Prophetic worship is a trending activity within the Charismatic movement that combines spontaneous music, dance, and other art forms to present a “new” word from God. The word prophetic in this context means “hearing God in your heart and communicating what He says.” To prophesy is to speak (or sing) by “inspiration.” Sometimes the music and lyrics during a prophetic worship service are said to be “the song of the Lord,” because of the belief that the musicians and song leaders were “inspired” to speak God’s word—in the same way that the Old Testament prophets were.
There is an emphasis on spontaneity in prophetic worship. There are no programs to follow, no lyrics on the screen, and no rehearsals ahead of time. Words to the songs just “come” to the singer, as the Spirit supposedly directs him or her, and the musicians play along. Whatever the Spirit wants to sing is sung. Prophetic worship services often include other Charismatic elements such as tongues-speaking, ecstatic utterances, and claims of healing. There is much talk of “the spirit of Elijah,” “Jehoshaphat worship style,” “anointing,” and “soaking.”
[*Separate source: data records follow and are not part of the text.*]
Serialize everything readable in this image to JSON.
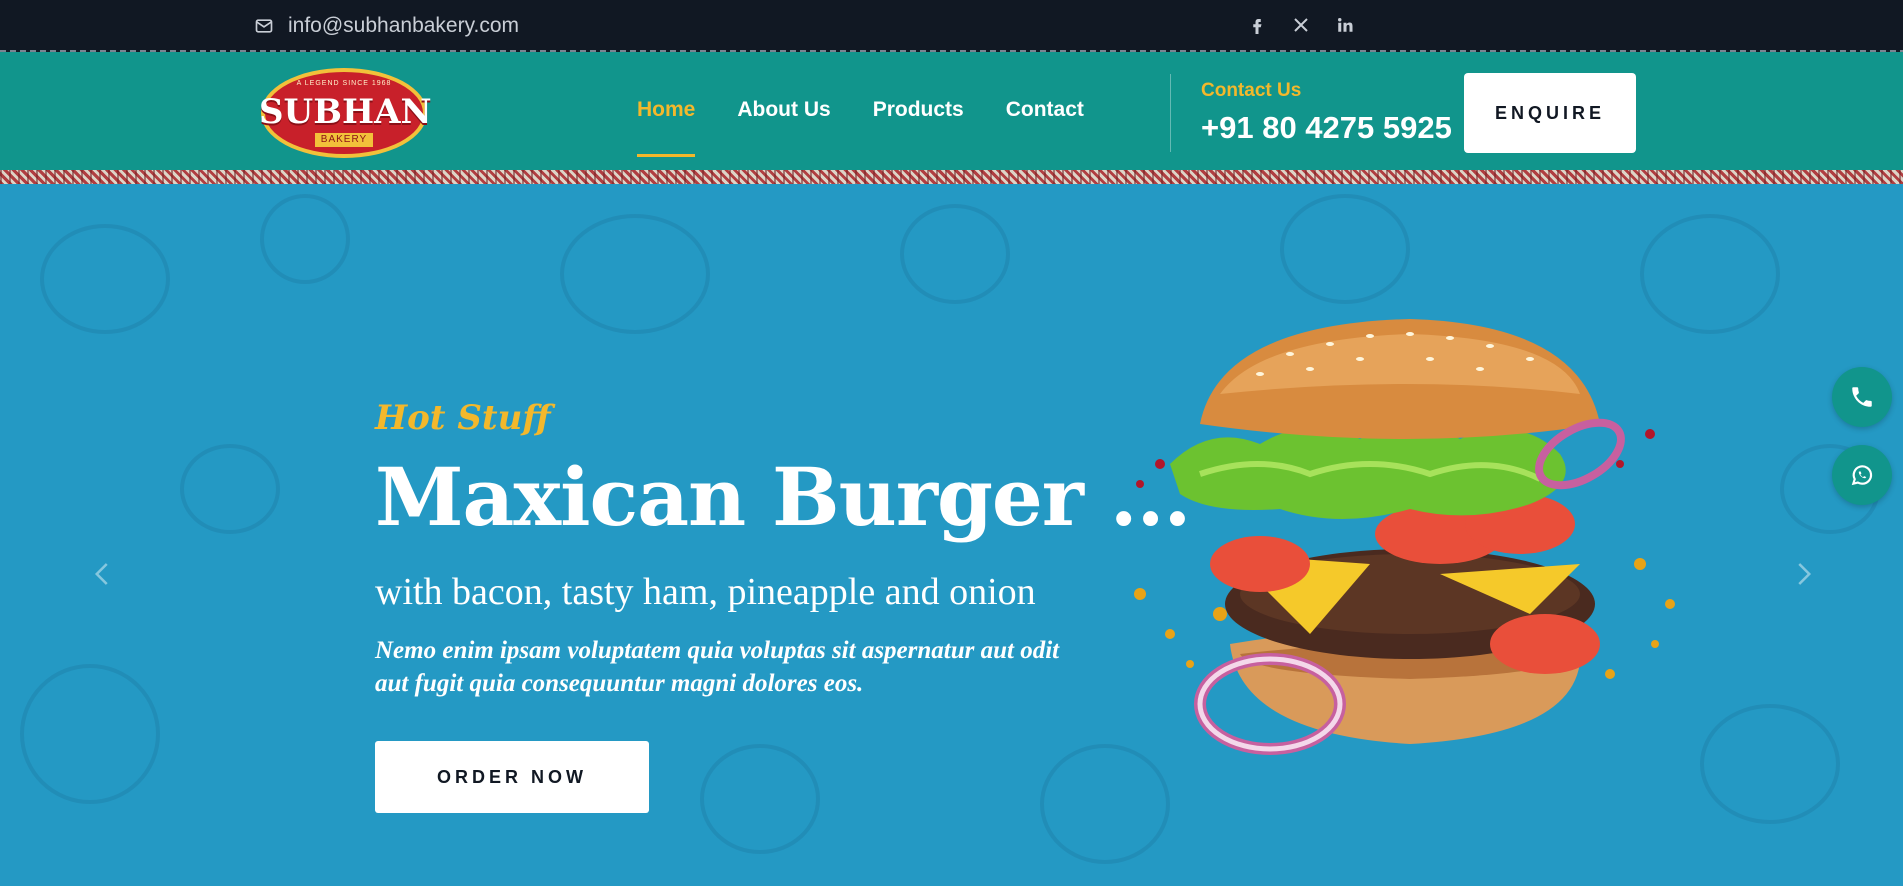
{
  "topbar": {
    "email": "info@subhanbakery.com",
    "icons": [
      "envelope-icon",
      "facebook-icon",
      "x-icon",
      "linkedin-icon"
    ]
  },
  "logo": {
    "tagline": "A LEGEND SINCE 1968",
    "name": "SUBHAN",
    "sub": "BAKERY"
  },
  "nav": {
    "items": [
      {
        "label": "Home",
        "active": true
      },
      {
        "label": "About Us",
        "active": false
      },
      {
        "label": "Products",
        "active": false
      },
      {
        "label": "Contact",
        "active": false
      }
    ]
  },
  "contact": {
    "label": "Contact Us",
    "phone": "+91 80 4275 5925"
  },
  "enquire_label": "ENQUIRE",
  "hero": {
    "kicker": "Hot Stuff",
    "title": "Maxican Burger ...",
    "subtitle": "with bacon, tasty ham, pineapple and onion",
    "description": "Nemo enim ipsam voluptatem quia voluptas sit aspernatur aut odit aut fugit quia consequuntur magni dolores eos.",
    "button": "ORDER NOW",
    "image": "burger-image"
  },
  "floating": [
    "phone-icon",
    "whatsapp-icon"
  ],
  "colors": {
    "topbar": "#111823",
    "header": "#11958c",
    "hero": "#2499c4",
    "accent": "#f3b82b"
  }
}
Those who promote prophetic worship use several passages of Scripture (almost exclusively Old Testament) to support their practice. For example, the fact that Habakkuk included a song at the end of his prophecy shows a link between music and the “prophetic” (Habakkuk 3:1–19). And, since David was a prophet and a musician, and since he did a spontaneous dance “before the Lord” (2 Samuel 6:14), we should do the same. (Using this passage has an added benefit: anyone who criticizes the prophetic worship style is considered a “Michal,” verse 16.)
Is there anything wrong with spontaneity in worship? Absolutely not. Can the Holy Spirit use our artistic ability for the glory of God? Yes, He can, and He does. Is music an important tool in the communication of God’s Word? Yes, and Spirit-filled believers will be characterized by song (Ephesians 5:18–19).
However, prophetic worship goes beyond simply praising God with its claim that God is still giving “new” revelation to His people today. In prophetic worship, glossolalia, a “small inner voice,” and whatever lyrics being sung at the moment are all equated with the Holy Scriptures. And therein lies the danger. To place anything on par with Scripture is to diminish God’s Word and open the door to deception. For anyone to claim the role of prophet or apostle, on par with Elijah or Paul, is to invite God’s resistance of the proud (James 4:6) and bring confusion to the church. Prophetic worship may offer opportunities for musical creativity, but it is not “inspired” in the sense that the Bible is, and it does not provide any new revelation from God.